## Exercise prompt
Please copy out the lines in the entries that contain "Rodovia".
Available data below:
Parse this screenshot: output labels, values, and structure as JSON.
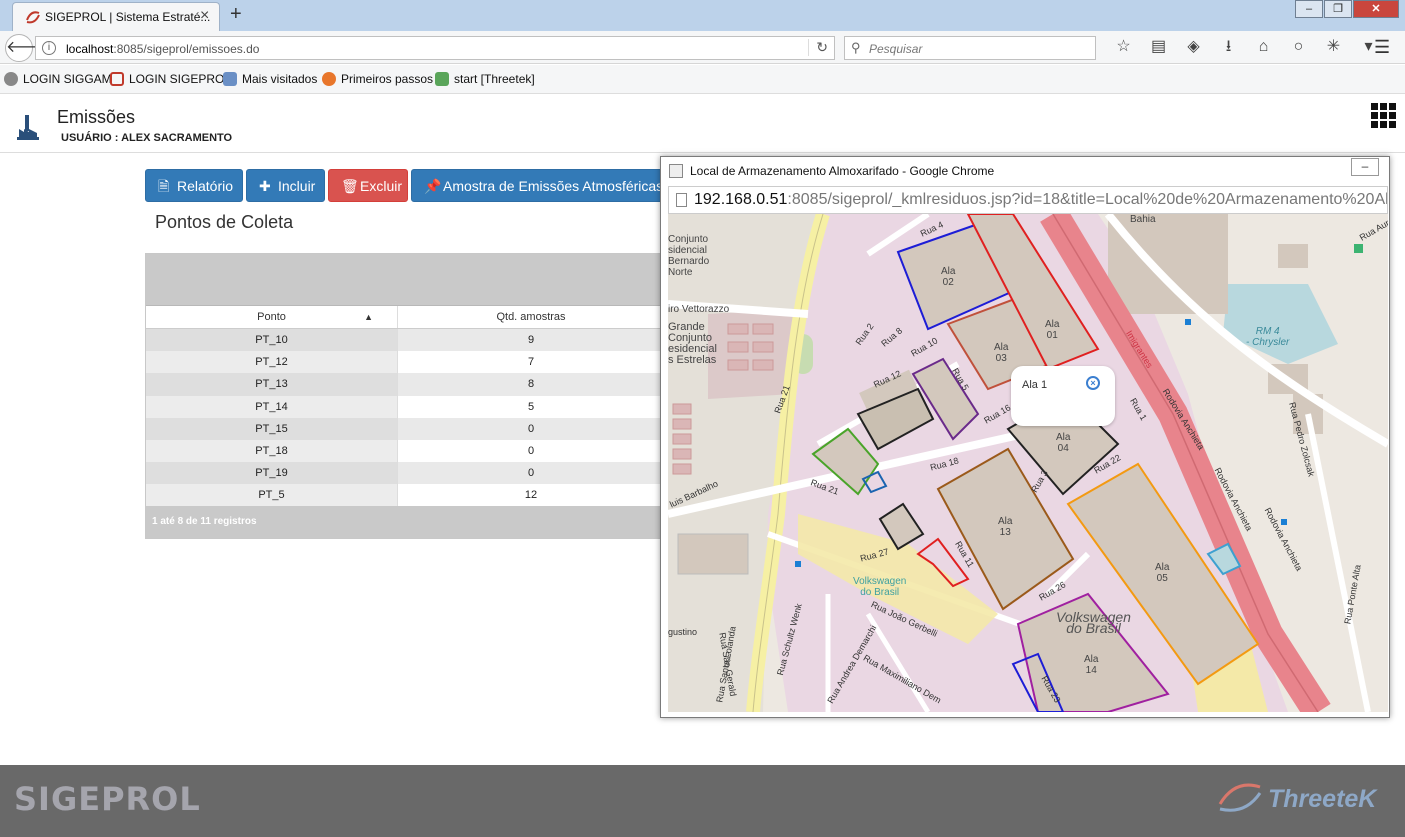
{
  "browser": {
    "tab_title": "SIGEPROL | Sistema Estraté...",
    "url_host": "localhost",
    "url_rest": ":8085/sigeprol/emissoes.do",
    "search_placeholder": "Pesquisar",
    "bookmarks": [
      "LOGIN SIGGAM",
      "LOGIN SIGEPROL",
      "Mais visitados",
      "Primeiros passos",
      "start [Threetek]"
    ]
  },
  "app": {
    "title": "Emissões",
    "user": "USUÁRIO : ALEX SACRAMENTO"
  },
  "toolbar": {
    "relatorio": "Relatório",
    "incluir": "Incluir",
    "excluir": "Excluir",
    "amostra": "Amostra de Emissões Atmosféricas"
  },
  "section_title": "Pontos de Coleta",
  "table": {
    "col_ponto": "Ponto",
    "col_qtd": "Qtd. amostras",
    "rows": [
      {
        "ponto": "PT_10",
        "qtd": "9"
      },
      {
        "ponto": "PT_12",
        "qtd": "7"
      },
      {
        "ponto": "PT_13",
        "qtd": "8"
      },
      {
        "ponto": "PT_14",
        "qtd": "5"
      },
      {
        "ponto": "PT_15",
        "qtd": "0"
      },
      {
        "ponto": "PT_18",
        "qtd": "0"
      },
      {
        "ponto": "PT_19",
        "qtd": "0"
      },
      {
        "ponto": "PT_5",
        "qtd": "12"
      }
    ],
    "footer": "1 até 8 de 11 registros"
  },
  "popup": {
    "title": "Local de Armazenamento Almoxarifado - Google Chrome",
    "url_host": "192.168.0.51",
    "url_rest": ":8085/sigeprol/_kmlresiduos.jsp?id=18&title=Local%20de%20Armazenamento%20Alm",
    "infowindow": "Ala 1",
    "map_labels": {
      "ala02": "Ala\n02",
      "ala03": "Ala\n03",
      "ala04": "Ala\n04",
      "ala01": "Ala\n01",
      "ala13": "Ala\n13",
      "ala05": "Ala\n05",
      "ala14": "Ala\n14",
      "vw": "Volkswagen\ndo Brasil",
      "vw_small": "Volkswagen\ndo Brasil",
      "rm4": "RM 4\n- Chrysler",
      "bahia": "Bahia",
      "conjunto": "Conjunto\nsidencial\nBernardo\nNorte",
      "grande": "Grande\nConjunto\nesidencial\ns Estrelas",
      "vettorazzo": "iro Vettorazzo",
      "rodovia1": "Rodovia Anchieta",
      "rodovia2": "Rodovia Anchieta",
      "rodovia3": "Rodovia Anchieta",
      "rua4": "Rua 4",
      "rua2": "Rua 2",
      "rua8": "Rua 8",
      "rua10": "Rua 10",
      "rua12": "Rua 12",
      "rua5": "Rua 5",
      "rua16": "Rua 16",
      "rua18": "Rua 18",
      "rua22": "Rua 22",
      "rua21": "Rua 21",
      "rua27": "Rua 27",
      "rua26": "Rua 26",
      "rua11": "Rua 11",
      "rua3": "Rua 3",
      "rua1": "Rua 1",
      "rua23": "Rua 23",
      "ruajoao": "Rua João Gerbelli",
      "ruapedro": "Rua Pedro Zolcsak",
      "ruaponte": "Rua Ponte Alta",
      "ruasaog": "Rua São Gerald",
      "ruasanta": "Rua Santa Lolanda",
      "ruaschultz": "Rua Schultz Wenk",
      "ruaandrea": "Rua Andrea Demarchi",
      "ruamax": "Rua Maximiliano Dem",
      "ruaaure": "Rua Aure",
      "barbalho": "luis Barbalho",
      "agostino": "gustino",
      "imigrantes": "Imigrantes"
    }
  },
  "footer": {
    "left_logo": "SIGEPROL",
    "right_logo": "ThreeteK"
  },
  "colors": {
    "primary": "#337ab7",
    "danger": "#d9534f",
    "footer_bg": "#696969",
    "map_highway": "#e8848c"
  }
}
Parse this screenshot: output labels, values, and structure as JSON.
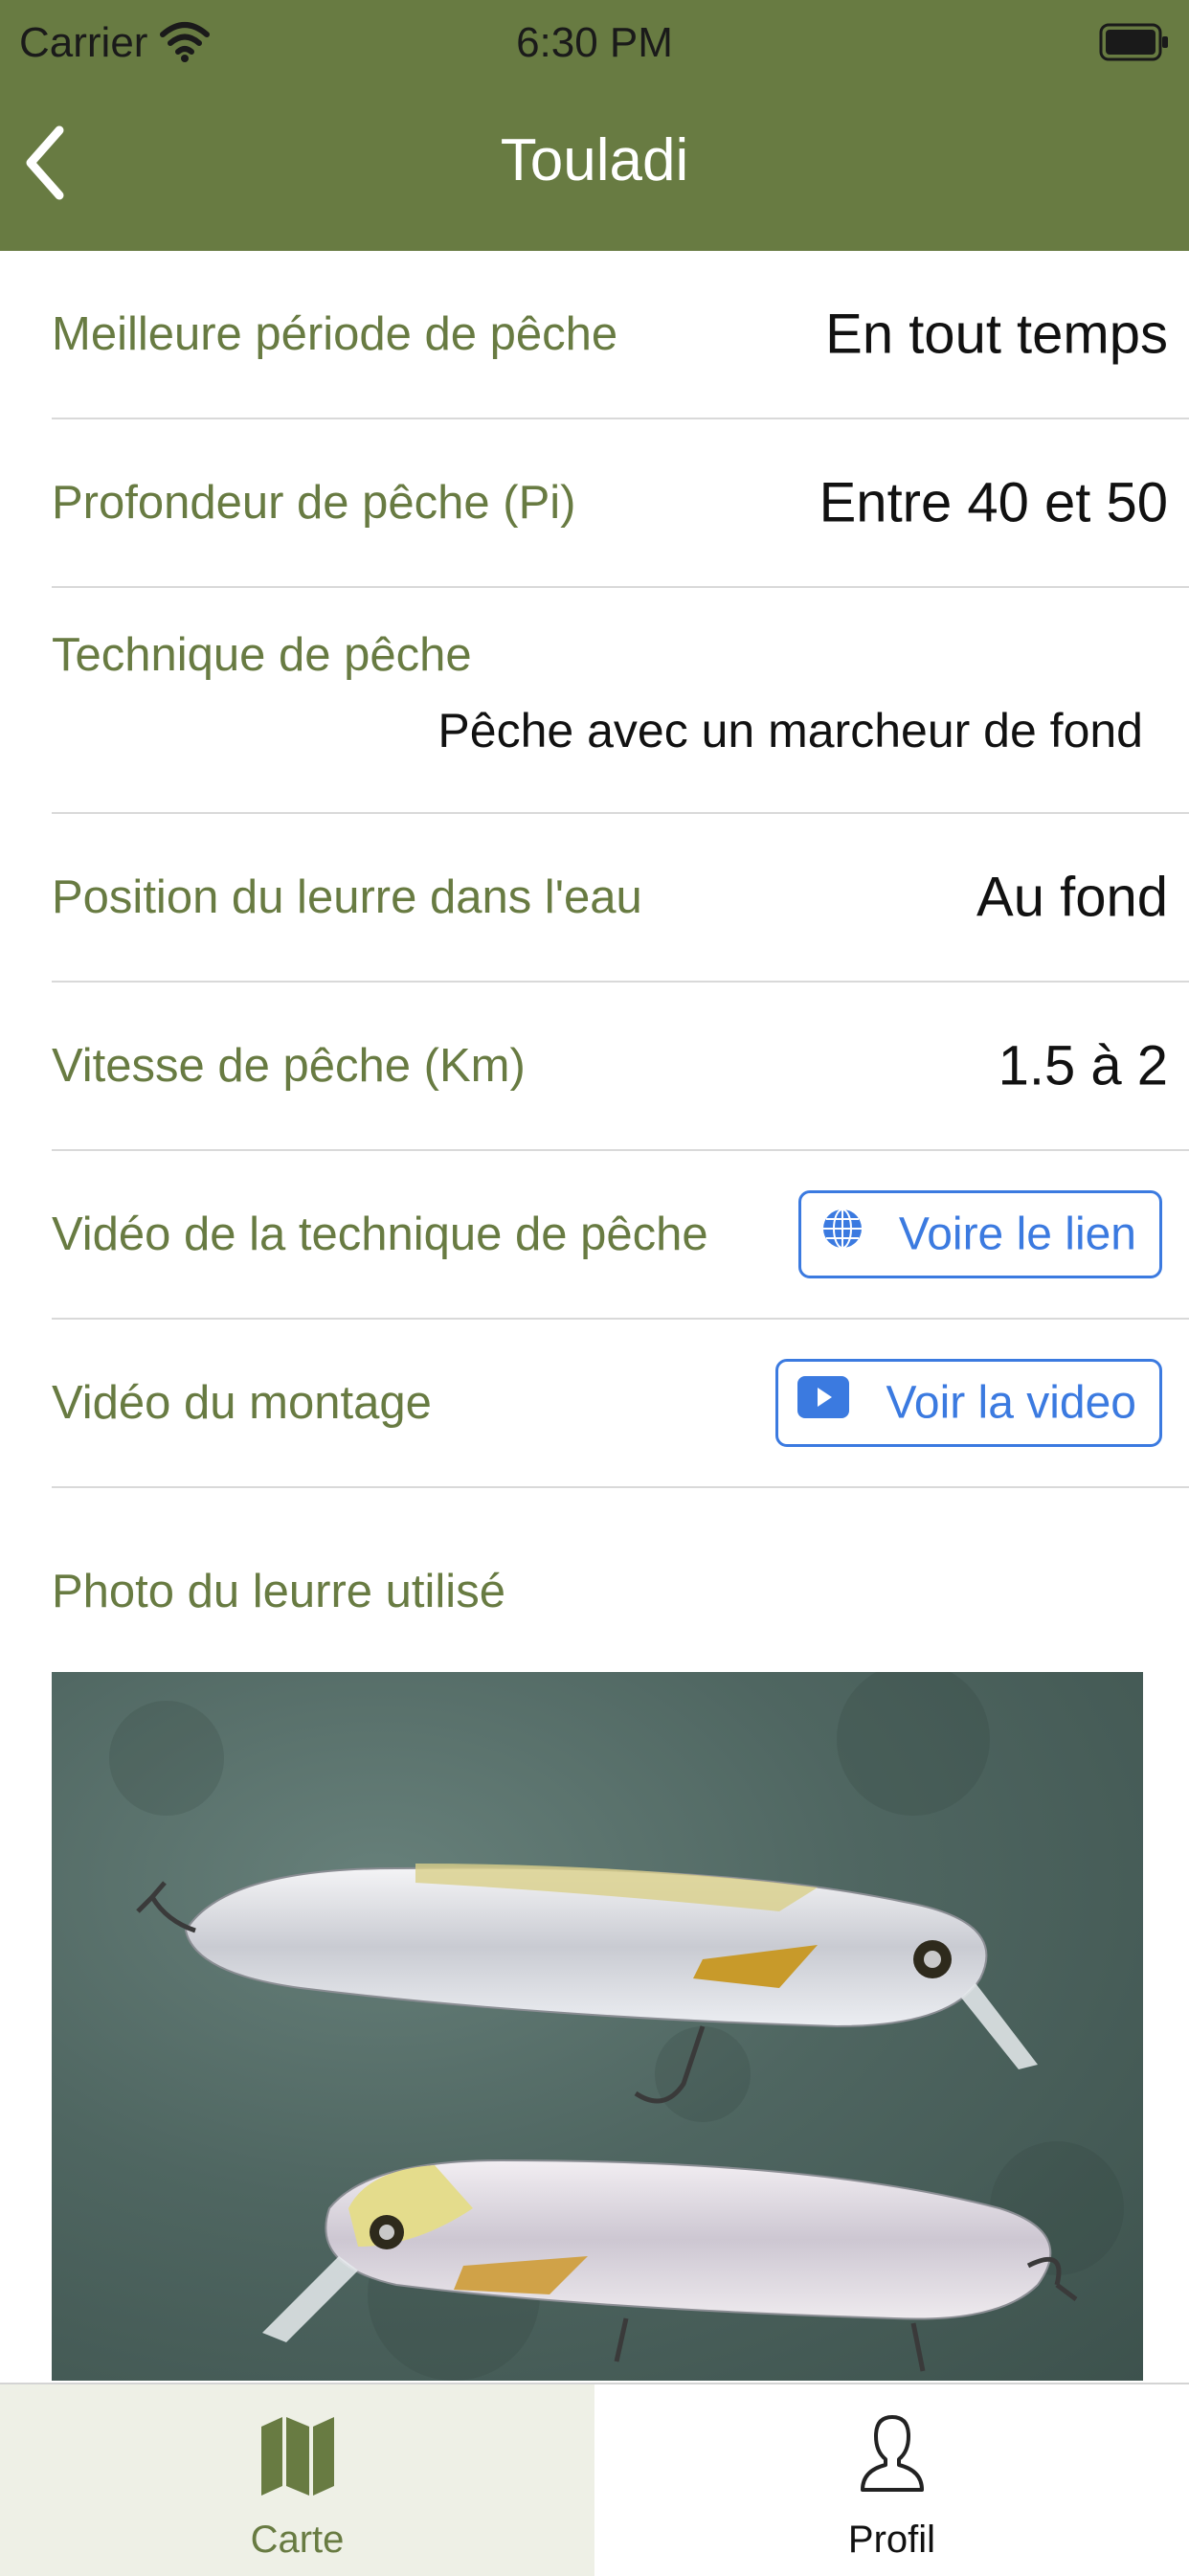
{
  "status_bar": {
    "carrier": "Carrier",
    "time": "6:30 PM"
  },
  "nav": {
    "title": "Touladi"
  },
  "rows": [
    {
      "label": "Meilleure période de pêche",
      "value": "En tout temps"
    },
    {
      "label": "Profondeur de pêche (Pi)",
      "value": "Entre 40 et 50"
    },
    {
      "label": "Technique de pêche",
      "value": "Pêche avec un marcheur de fond"
    },
    {
      "label": "Position du leurre dans l'eau",
      "value": "Au fond"
    },
    {
      "label": "Vitesse de pêche (Km)",
      "value": "1.5 à 2"
    },
    {
      "label": "Vidéo de la technique de pêche",
      "button_label": "Voire le lien"
    },
    {
      "label": "Vidéo du montage",
      "button_label": "Voir la video"
    },
    {
      "label": "Photo du leurre utilisé"
    }
  ],
  "tabs": [
    {
      "label": "Carte",
      "icon": "map-icon",
      "selected": true
    },
    {
      "label": "Profil",
      "icon": "person-icon",
      "selected": false
    }
  ],
  "colors": {
    "accent_green": "#687b42",
    "link_blue": "#3b7ae0"
  }
}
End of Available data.
## Written solution
      "rodovia1": "Rodovia Anchieta",
      "rodovia2": "Rodovia Anchieta",
      "rodovia3": "Rodovia Anchieta",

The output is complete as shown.